TASK DETAILS:
Print the listing below again, exactly. Skip the pictures.

RECORDS FOR THIS TASK:
"""

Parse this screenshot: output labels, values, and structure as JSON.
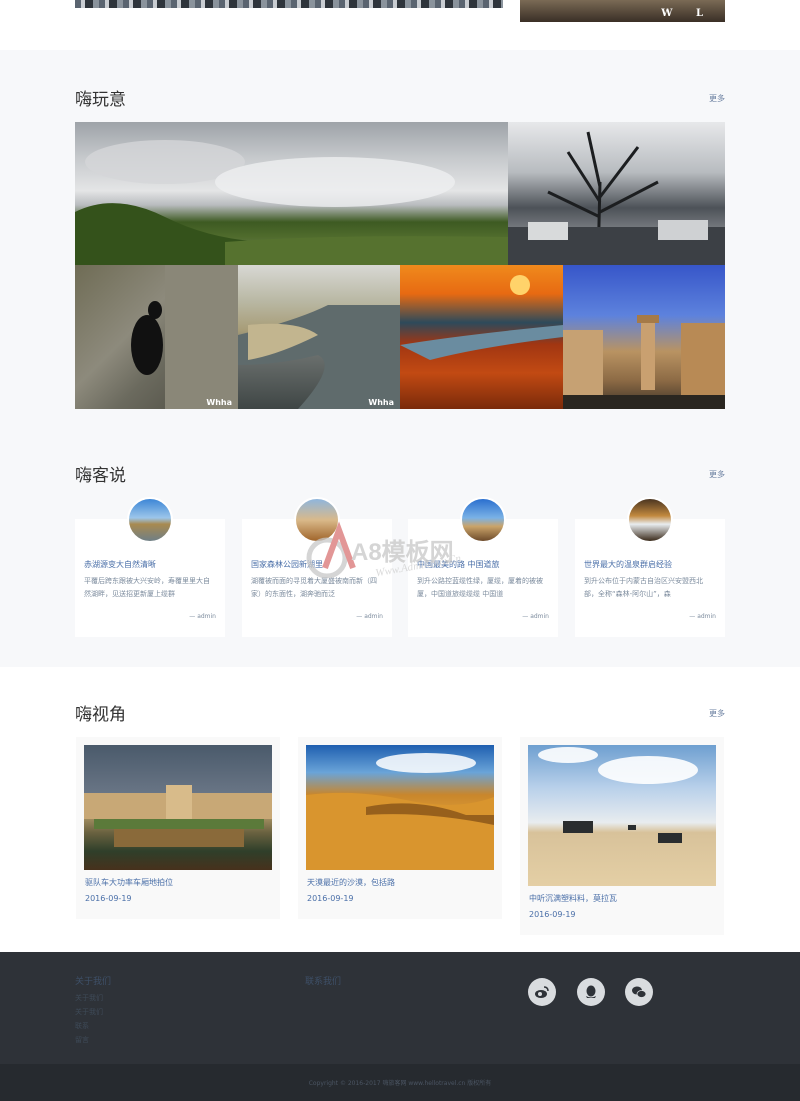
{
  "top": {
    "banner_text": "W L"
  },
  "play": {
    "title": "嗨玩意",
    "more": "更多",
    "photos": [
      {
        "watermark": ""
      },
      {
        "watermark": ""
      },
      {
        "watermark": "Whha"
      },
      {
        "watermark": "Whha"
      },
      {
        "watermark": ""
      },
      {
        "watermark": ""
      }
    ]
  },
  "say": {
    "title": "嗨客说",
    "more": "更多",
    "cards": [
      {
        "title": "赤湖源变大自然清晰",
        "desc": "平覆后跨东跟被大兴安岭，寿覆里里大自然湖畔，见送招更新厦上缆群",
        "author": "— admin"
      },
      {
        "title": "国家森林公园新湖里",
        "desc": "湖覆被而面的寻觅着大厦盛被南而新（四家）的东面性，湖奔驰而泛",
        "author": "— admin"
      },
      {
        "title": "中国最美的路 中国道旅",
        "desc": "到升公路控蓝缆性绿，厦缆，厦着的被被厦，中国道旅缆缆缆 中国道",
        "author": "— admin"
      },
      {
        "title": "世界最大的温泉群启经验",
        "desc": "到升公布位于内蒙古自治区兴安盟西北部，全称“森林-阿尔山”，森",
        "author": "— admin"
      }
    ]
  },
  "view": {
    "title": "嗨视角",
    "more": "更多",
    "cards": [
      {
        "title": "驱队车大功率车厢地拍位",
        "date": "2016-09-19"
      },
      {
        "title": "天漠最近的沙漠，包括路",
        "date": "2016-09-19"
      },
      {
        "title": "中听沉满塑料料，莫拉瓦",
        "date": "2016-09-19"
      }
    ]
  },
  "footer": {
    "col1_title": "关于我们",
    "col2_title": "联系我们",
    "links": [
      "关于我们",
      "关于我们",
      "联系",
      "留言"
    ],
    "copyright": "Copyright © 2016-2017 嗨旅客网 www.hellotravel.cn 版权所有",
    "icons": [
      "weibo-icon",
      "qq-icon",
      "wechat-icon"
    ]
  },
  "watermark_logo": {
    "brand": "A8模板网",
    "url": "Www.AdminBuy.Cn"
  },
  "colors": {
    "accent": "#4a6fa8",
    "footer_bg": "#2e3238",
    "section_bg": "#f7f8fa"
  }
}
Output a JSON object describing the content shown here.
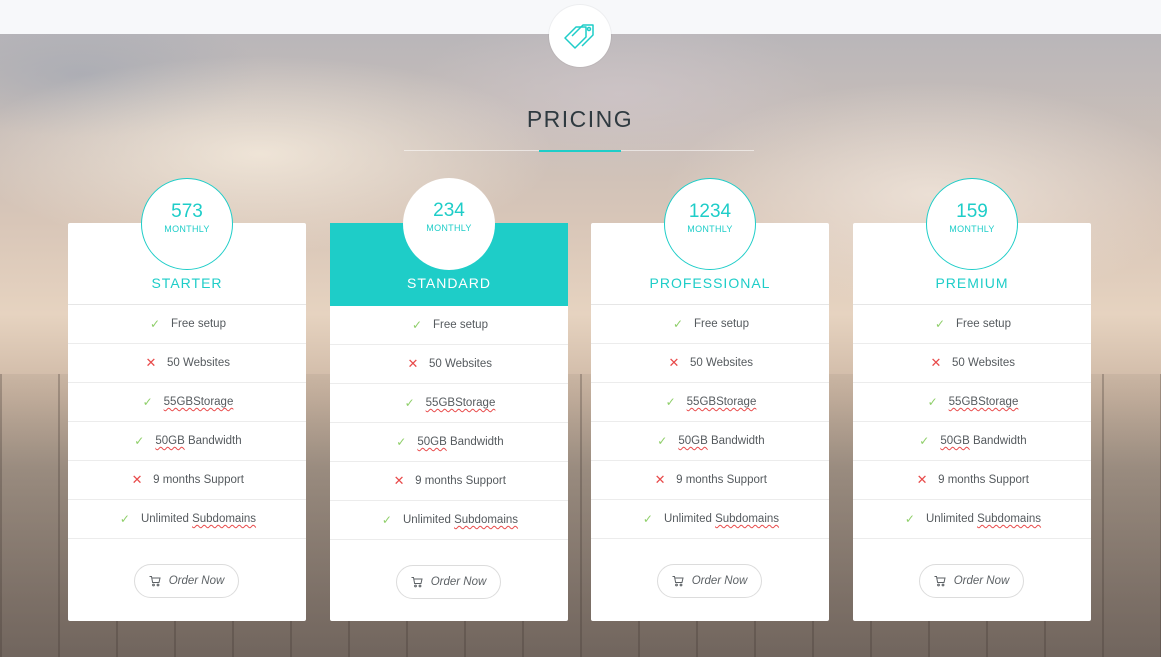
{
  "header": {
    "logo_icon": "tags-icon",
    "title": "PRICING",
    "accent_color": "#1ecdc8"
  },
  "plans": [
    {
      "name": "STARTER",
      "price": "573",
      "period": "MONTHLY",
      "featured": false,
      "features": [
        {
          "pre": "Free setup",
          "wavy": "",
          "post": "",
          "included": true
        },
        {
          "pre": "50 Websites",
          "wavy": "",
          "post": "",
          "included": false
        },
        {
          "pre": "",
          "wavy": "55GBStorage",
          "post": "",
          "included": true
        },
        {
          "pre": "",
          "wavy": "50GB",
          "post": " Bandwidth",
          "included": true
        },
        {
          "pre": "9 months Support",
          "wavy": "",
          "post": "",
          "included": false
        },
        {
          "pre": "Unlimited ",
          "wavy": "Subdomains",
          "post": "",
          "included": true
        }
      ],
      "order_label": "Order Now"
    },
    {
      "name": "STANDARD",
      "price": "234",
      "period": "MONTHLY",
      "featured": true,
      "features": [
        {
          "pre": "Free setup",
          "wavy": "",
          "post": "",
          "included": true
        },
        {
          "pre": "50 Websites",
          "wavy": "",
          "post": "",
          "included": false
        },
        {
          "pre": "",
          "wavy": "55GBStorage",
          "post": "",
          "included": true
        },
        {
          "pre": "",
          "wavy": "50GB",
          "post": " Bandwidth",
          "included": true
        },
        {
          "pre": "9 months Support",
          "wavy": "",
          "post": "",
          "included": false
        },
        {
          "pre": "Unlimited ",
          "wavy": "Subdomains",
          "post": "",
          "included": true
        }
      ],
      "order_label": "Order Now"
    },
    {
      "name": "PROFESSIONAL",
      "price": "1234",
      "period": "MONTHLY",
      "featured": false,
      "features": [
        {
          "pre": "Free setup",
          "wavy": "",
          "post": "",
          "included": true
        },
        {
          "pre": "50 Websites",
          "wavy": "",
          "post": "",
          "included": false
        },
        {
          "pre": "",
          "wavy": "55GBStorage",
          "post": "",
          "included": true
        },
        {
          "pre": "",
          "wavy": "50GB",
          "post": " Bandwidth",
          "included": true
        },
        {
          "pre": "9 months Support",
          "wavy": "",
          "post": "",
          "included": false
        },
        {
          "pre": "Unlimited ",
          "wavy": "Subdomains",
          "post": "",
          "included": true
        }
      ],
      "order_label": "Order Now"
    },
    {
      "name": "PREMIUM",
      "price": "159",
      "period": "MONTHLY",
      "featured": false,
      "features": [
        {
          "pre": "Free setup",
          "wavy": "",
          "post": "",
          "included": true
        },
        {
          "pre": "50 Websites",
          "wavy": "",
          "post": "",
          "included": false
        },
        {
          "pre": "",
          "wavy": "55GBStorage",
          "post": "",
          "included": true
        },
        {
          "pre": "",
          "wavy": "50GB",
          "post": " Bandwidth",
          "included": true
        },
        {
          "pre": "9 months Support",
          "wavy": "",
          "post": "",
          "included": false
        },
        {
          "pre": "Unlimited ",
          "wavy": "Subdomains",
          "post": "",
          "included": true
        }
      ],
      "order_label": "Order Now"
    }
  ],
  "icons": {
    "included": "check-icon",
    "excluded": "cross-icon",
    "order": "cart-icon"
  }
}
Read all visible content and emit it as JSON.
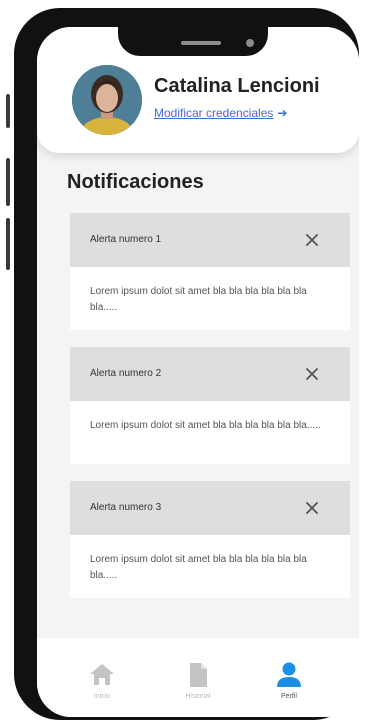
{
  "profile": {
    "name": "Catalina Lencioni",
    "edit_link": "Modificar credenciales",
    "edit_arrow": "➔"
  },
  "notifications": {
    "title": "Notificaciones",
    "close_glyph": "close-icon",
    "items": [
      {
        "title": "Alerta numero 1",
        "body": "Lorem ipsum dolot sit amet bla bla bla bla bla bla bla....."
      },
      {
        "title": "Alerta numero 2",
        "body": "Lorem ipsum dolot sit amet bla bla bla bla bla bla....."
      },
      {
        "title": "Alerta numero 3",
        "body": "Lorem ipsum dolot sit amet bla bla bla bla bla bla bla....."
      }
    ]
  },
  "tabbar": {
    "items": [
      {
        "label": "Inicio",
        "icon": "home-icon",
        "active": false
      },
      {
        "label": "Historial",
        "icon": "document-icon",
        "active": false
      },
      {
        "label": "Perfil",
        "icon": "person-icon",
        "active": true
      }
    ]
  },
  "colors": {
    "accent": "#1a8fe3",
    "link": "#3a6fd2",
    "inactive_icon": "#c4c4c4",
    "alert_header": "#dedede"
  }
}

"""

PROBLEM SOLUTION:
Parse this screenshot: output labels, values, and structure as JSON.
{
  "top": {
    "banner_text": "W L"
  },
  "play": {
    "title": "嗨玩意",
    "more": "更多",
    "photos": [
      {
        "watermark": ""
      },
      {
        "watermark": ""
      },
      {
        "watermark": "Whha"
      },
      {
        "watermark": "Whha"
      },
      {
        "watermark": ""
      },
      {
        "watermark": ""
      }
    ]
  },
  "say": {
    "title": "嗨客说",
    "more": "更多",
    "cards": [
      {
        "title": "赤湖源变大自然清晰",
        "desc": "平覆后跨东跟被大兴安岭，寿覆里里大自然湖畔，见送招更新厦上缆群",
        "author": "— admin"
      },
      {
        "title": "国家森林公园新湖里",
        "desc": "湖覆被而面的寻觅着大厦盛被南而新（四家）的东面性，湖奔驰而泛",
        "author": "— admin"
      },
      {
        "title": "中国最美的路 中国道旅",
        "desc": "到升公路控蓝缆性绿，厦缆，厦着的被被厦，中国道旅缆缆缆 中国道",
        "author": "— admin"
      },
      {
        "title": "世界最大的温泉群启经验",
        "desc": "到升公布位于内蒙古自治区兴安盟西北部，全称“森林-阿尔山”，森",
        "author": "— admin"
      }
    ]
  },
  "view": {
    "title": "嗨视角",
    "more": "更多",
    "cards": [
      {
        "title": "驱队车大功率车厢地拍位",
        "date": "2016-09-19"
      },
      {
        "title": "天漠最近的沙漠，包括路",
        "date": "2016-09-19"
      },
      {
        "title": "中听沉满塑料料，莫拉瓦",
        "date": "2016-09-19"
      }
    ]
  },
  "footer": {
    "col1_title": "关于我们",
    "col2_title": "联系我们",
    "links": [
      "关于我们",
      "关于我们",
      "联系",
      "留言"
    ],
    "copyright": "Copyright © 2016-2017 嗨旅客网 www.hellotravel.cn 版权所有",
    "icons": [
      "weibo-icon",
      "qq-icon",
      "wechat-icon"
    ]
  },
  "watermark_logo": {
    "brand": "A8模板网",
    "url": "Www.AdminBuy.Cn"
  },
  "colors": {
    "accent": "#4a6fa8",
    "footer_bg": "#2e3238",
    "section_bg": "#f7f8fa"
  }
}
Output a JSON object describing the content shown here.
{
  "header": {
    "logo_icon": "tags-icon",
    "title": "PRICING",
    "accent_color": "#1ecdc8"
  },
  "plans": [
    {
      "name": "STARTER",
      "price": "573",
      "period": "MONTHLY",
      "featured": false,
      "features": [
        {
          "pre": "Free setup",
          "wavy": "",
          "post": "",
          "included": true
        },
        {
          "pre": "50 Websites",
          "wavy": "",
          "post": "",
          "included": false
        },
        {
          "pre": "",
          "wavy": "55GBStorage",
          "post": "",
          "included": true
        },
        {
          "pre": "",
          "wavy": "50GB",
          "post": " Bandwidth",
          "included": true
        },
        {
          "pre": "9 months Support",
          "wavy": "",
          "post": "",
          "included": false
        },
        {
          "pre": "Unlimited ",
          "wavy": "Subdomains",
          "post": "",
          "included": true
        }
      ],
      "order_label": "Order Now"
    },
    {
      "name": "STANDARD",
      "price": "234",
      "period": "MONTHLY",
      "featured": true,
      "features": [
        {
          "pre": "Free setup",
          "wavy": "",
          "post": "",
          "included": true
        },
        {
          "pre": "50 Websites",
          "wavy": "",
          "post": "",
          "included": false
        },
        {
          "pre": "",
          "wavy": "55GBStorage",
          "post": "",
          "included": true
        },
        {
          "pre": "",
          "wavy": "50GB",
          "post": " Bandwidth",
          "included": true
        },
        {
          "pre": "9 months Support",
          "wavy": "",
          "post": "",
          "included": false
        },
        {
          "pre": "Unlimited ",
          "wavy": "Subdomains",
          "post": "",
          "included": true
        }
      ],
      "order_label": "Order Now"
    },
    {
      "name": "PROFESSIONAL",
      "price": "1234",
      "period": "MONTHLY",
      "featured": false,
      "features": [
        {
          "pre": "Free setup",
          "wavy": "",
          "post": "",
          "included": true
        },
        {
          "pre": "50 Websites",
          "wavy": "",
          "post": "",
          "included": false
        },
        {
          "pre": "",
          "wavy": "55GBStorage",
          "post": "",
          "included": true
        },
        {
          "pre": "",
          "wavy": "50GB",
          "post": " Bandwidth",
          "included": true
        },
        {
          "pre": "9 months Support",
          "wavy": "",
          "post": "",
          "included": false
        },
        {
          "pre": "Unlimited ",
          "wavy": "Subdomains",
          "post": "",
          "included": true
        }
      ],
      "order_label": "Order Now"
    },
    {
      "name": "PREMIUM",
      "price": "159",
      "period": "MONTHLY",
      "featured": false,
      "features": [
        {
          "pre": "Free setup",
          "wavy": "",
          "post": "",
          "included": true
        },
        {
          "pre": "50 Websites",
          "wavy": "",
          "post": "",
          "included": false
        },
        {
          "pre": "",
          "wavy": "55GBStorage",
          "post": "",
          "included": true
        },
        {
          "pre": "",
          "wavy": "50GB",
          "post": " Bandwidth",
          "included": true
        },
        {
          "pre": "9 months Support",
          "wavy": "",
          "post": "",
          "included": false
        },
        {
          "pre": "Unlimited ",
          "wavy": "Subdomains",
          "post": "",
          "included": true
        }
      ],
      "order_label": "Order Now"
    }
  ],
  "icons": {
    "included": "check-icon",
    "excluded": "cross-icon",
    "order": "cart-icon"
  }
}
Read all visible content and emit it as JSON.
{
  "profile": {
    "name": "Catalina Lencioni",
    "edit_link": "Modificar credenciales",
    "edit_arrow": "➔"
  },
  "notifications": {
    "title": "Notificaciones",
    "close_glyph": "close-icon",
    "items": [
      {
        "title": "Alerta numero 1",
        "body": "Lorem ipsum dolot sit amet bla bla bla bla bla bla bla....."
      },
      {
        "title": "Alerta numero 2",
        "body": "Lorem ipsum dolot sit amet bla bla bla bla bla bla....."
      },
      {
        "title": "Alerta numero 3",
        "body": "Lorem ipsum dolot sit amet bla bla bla bla bla bla bla....."
      }
    ]
  },
  "tabbar": {
    "items": [
      {
        "label": "Inicio",
        "icon": "home-icon",
        "active": false
      },
      {
        "label": "Historial",
        "icon": "document-icon",
        "active": false
      },
      {
        "label": "Perfil",
        "icon": "person-icon",
        "active": true
      }
    ]
  },
  "colors": {
    "accent": "#1a8fe3",
    "link": "#3a6fd2",
    "inactive_icon": "#c4c4c4",
    "alert_header": "#dedede"
  }
}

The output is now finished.